▶ [Given entries]:
== Segment start ==

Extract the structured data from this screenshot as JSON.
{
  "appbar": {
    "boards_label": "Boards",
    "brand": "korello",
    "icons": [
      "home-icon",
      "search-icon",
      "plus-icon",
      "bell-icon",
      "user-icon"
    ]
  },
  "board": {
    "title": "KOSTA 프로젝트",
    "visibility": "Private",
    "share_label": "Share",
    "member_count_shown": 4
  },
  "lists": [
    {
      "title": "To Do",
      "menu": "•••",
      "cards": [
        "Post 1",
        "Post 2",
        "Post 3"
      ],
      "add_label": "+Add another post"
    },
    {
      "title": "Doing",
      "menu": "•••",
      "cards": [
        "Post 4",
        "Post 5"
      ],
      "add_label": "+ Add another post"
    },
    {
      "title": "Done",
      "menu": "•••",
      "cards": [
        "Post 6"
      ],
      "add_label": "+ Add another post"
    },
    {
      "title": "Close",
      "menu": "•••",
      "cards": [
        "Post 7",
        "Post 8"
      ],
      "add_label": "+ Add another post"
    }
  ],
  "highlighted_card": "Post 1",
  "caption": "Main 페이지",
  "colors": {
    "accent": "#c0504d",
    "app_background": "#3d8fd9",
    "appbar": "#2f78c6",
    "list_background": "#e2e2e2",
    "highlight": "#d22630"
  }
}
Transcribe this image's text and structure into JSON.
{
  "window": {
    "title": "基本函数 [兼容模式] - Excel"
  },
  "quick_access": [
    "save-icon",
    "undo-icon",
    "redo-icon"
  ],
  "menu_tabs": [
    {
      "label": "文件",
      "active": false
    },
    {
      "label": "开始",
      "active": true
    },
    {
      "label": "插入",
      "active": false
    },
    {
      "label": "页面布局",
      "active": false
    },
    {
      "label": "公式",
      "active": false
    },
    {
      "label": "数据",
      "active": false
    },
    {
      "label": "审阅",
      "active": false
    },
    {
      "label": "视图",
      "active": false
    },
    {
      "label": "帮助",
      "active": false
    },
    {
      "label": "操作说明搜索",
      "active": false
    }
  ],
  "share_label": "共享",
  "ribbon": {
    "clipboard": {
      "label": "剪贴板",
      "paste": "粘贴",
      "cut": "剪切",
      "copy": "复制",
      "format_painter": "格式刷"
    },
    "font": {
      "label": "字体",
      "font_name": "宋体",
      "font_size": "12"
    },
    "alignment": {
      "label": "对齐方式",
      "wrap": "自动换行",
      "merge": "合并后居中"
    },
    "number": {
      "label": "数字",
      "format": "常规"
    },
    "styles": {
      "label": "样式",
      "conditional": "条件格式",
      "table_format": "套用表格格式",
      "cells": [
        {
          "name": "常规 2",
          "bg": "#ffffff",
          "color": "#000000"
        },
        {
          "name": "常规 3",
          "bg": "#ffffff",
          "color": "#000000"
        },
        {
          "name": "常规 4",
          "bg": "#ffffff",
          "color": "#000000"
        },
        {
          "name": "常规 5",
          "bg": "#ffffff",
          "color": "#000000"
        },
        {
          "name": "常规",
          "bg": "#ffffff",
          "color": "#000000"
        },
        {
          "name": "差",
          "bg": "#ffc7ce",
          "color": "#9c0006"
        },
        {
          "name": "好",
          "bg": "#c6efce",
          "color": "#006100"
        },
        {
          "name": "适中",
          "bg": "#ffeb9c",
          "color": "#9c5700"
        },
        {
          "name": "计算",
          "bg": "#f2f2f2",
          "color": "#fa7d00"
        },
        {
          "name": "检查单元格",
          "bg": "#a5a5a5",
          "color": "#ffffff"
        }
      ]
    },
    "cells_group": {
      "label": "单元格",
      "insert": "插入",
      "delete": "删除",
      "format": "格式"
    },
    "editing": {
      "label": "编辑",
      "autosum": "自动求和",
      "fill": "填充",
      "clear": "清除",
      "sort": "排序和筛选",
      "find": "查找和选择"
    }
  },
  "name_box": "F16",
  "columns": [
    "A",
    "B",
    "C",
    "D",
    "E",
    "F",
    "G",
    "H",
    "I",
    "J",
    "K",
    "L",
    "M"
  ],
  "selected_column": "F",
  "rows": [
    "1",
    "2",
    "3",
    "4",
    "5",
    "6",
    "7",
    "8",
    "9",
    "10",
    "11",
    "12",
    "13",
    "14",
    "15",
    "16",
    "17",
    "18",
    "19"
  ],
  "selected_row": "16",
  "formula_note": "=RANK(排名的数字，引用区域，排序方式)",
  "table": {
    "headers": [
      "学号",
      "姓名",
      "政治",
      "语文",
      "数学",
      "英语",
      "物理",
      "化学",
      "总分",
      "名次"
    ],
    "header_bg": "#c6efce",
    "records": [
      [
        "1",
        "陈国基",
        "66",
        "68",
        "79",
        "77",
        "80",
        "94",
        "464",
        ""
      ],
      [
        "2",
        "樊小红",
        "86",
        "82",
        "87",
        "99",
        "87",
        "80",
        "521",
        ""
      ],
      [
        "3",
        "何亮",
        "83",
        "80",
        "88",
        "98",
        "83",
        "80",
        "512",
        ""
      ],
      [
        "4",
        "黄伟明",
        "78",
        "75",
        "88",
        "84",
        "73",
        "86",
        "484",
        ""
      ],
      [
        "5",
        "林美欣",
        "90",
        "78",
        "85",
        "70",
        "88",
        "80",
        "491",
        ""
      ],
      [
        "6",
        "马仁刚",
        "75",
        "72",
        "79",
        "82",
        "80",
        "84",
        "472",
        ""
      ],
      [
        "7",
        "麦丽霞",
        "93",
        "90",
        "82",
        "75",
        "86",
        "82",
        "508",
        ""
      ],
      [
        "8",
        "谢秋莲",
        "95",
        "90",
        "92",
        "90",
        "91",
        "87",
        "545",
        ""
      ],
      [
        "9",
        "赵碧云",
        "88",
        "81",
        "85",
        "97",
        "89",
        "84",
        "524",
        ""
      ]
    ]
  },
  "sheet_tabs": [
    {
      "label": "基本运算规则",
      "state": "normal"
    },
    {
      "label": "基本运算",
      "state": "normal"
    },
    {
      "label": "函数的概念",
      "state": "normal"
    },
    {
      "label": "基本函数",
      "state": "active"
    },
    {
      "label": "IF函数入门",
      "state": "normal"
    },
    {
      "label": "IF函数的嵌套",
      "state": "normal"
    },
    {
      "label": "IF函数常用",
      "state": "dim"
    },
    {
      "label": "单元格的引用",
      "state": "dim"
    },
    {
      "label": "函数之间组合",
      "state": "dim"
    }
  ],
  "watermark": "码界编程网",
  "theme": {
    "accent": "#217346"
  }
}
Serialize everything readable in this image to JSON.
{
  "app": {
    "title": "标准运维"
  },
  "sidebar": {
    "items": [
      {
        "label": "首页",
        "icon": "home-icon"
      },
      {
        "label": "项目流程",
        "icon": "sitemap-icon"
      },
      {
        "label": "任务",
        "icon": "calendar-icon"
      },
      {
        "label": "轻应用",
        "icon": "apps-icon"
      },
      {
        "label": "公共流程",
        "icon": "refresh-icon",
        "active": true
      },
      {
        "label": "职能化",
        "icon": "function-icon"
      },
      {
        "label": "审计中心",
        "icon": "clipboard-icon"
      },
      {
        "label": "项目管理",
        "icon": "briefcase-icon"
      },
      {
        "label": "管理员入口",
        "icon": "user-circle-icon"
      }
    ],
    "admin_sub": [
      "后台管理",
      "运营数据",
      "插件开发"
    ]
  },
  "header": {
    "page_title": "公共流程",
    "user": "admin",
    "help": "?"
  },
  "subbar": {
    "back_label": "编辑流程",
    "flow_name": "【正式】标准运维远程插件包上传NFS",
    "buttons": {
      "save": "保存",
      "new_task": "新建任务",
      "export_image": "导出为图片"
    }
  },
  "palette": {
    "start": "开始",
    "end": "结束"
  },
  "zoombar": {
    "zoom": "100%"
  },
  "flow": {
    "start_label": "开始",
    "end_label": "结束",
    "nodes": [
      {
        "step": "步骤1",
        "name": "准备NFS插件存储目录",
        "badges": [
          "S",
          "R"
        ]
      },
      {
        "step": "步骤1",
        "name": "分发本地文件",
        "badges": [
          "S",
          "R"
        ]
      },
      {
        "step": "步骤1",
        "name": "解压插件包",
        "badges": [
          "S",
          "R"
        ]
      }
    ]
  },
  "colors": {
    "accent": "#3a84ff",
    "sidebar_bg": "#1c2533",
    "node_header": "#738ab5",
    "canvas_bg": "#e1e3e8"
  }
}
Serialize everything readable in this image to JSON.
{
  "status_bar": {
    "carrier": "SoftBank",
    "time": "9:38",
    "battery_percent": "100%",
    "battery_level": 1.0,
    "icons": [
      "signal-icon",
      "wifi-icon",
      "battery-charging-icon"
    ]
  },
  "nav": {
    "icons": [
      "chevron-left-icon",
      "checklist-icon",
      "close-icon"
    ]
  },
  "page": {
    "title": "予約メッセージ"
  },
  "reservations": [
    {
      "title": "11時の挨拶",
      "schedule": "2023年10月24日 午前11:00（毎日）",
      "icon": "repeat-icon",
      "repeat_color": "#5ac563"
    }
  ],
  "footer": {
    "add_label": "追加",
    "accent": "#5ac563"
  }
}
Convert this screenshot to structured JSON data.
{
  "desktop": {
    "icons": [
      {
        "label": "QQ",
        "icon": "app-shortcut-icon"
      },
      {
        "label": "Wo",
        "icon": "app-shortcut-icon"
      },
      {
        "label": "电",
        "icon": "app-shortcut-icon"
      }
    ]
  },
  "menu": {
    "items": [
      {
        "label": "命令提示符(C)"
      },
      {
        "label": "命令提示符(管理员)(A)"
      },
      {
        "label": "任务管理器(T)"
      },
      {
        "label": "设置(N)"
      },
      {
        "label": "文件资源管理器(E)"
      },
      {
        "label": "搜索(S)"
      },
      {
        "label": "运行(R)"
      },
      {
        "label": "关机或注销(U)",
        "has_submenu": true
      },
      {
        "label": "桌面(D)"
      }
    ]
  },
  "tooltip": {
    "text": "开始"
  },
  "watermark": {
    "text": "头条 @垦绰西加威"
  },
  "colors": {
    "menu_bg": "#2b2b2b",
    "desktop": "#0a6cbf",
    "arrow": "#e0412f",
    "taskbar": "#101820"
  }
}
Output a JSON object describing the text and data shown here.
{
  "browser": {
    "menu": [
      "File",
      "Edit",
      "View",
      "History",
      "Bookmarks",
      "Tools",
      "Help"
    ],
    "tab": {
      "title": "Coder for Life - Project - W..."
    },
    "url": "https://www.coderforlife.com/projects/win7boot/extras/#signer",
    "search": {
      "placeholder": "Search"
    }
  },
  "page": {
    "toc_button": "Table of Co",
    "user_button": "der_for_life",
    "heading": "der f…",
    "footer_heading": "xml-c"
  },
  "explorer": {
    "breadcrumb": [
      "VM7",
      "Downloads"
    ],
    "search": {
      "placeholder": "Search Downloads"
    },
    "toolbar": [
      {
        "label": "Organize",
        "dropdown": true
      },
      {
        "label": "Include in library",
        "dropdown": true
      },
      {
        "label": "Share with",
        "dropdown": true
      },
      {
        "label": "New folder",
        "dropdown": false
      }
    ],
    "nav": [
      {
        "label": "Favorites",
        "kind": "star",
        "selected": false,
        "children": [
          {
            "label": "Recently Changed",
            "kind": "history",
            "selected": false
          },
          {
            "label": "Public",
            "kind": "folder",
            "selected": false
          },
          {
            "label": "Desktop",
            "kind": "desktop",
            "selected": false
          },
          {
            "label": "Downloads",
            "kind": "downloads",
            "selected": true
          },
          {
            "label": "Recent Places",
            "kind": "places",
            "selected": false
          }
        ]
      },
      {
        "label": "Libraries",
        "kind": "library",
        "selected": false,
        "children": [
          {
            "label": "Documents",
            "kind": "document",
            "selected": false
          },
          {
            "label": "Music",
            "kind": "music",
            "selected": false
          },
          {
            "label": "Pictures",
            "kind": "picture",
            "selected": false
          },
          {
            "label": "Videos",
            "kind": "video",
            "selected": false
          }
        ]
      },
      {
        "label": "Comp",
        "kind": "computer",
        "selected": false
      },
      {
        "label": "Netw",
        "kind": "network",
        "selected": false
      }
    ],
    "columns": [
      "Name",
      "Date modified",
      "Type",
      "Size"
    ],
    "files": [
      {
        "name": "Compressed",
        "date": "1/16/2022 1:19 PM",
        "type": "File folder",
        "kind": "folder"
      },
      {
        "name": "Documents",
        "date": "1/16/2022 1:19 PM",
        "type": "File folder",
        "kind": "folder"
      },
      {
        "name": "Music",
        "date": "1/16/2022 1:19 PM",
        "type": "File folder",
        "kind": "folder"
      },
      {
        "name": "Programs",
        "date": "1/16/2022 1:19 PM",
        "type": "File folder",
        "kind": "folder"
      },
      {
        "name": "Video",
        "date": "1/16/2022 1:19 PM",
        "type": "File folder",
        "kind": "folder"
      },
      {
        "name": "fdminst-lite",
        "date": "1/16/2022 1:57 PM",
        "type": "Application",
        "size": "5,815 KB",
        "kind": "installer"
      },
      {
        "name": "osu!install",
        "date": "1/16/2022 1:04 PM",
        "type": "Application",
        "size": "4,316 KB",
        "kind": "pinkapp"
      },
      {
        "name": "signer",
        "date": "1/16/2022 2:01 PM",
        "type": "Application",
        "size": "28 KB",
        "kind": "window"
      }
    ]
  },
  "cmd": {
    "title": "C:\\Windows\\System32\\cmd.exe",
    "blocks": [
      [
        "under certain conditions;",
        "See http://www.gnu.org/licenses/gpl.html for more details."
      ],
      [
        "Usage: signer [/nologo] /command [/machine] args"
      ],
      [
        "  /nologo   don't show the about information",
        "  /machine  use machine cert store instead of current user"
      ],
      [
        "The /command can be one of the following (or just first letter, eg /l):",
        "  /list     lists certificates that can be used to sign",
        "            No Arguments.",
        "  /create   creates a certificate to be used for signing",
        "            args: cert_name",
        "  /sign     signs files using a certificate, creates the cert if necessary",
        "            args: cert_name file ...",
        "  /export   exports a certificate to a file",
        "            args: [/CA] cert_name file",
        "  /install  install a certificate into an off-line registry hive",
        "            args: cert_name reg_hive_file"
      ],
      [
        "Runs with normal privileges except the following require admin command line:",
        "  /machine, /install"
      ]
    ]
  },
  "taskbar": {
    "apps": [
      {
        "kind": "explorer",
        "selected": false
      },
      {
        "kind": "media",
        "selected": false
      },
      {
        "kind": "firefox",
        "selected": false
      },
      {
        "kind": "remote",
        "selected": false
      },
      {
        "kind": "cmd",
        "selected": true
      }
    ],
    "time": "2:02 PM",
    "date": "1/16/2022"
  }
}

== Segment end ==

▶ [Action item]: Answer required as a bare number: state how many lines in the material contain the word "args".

▶ [Written solution]: 5